Census released annual poverty numbers last week and the news was grim. As MetroTrends reported, poverty levels rose or stayed the same in three of the country’s four major regions. The South saw the only regional decline, but started from a much higher level. Child poverty rates increased in many states: 27 have rates above 20 percent, compared with just 14 states pre-recession. While the Hispanic poverty rate fell from 26.5 percent in 2010 to 25.3 percent in 2011, it is still much higher than the national average of 15 percent (a figure that translates to 46 million Americans in poverty).

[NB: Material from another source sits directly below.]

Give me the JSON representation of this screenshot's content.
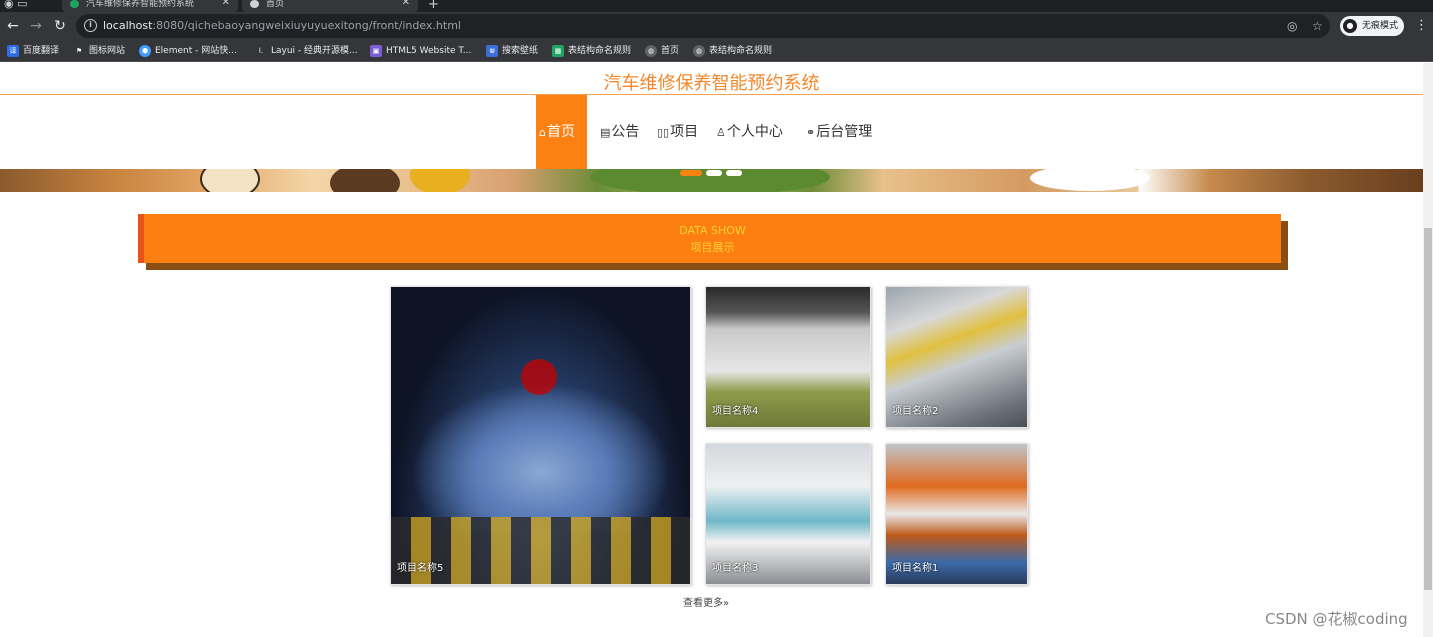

As the Washington Post reports, the District of Columbia’s trends largely mirrored those of the nation. From 2010 to 2011, poverty rates stayed flat even while median household incomes increased by $9,000 over five years. The Post also reported that District poverty rates (18 percent) and child poverty rates (30 percent) are high both by historic standards and compared with the national rates.
With District poverty largely unchanged, MetroTrends’ Poverty by Race interactive map still tells an important story about the geographic concentration of poverty in the nation’s capital. Each dot in the map represents 80 people living below poverty. The dots are colored according to race, and the slider compares figures from 1990, 2000, and 2005-2009. Change the zoom level to see the District, the Beltway area, or the whole Metro region. Where is poverty concentrated? Which people are most affected? How has the picture changed in 20 years? What is your neighborhood’s story?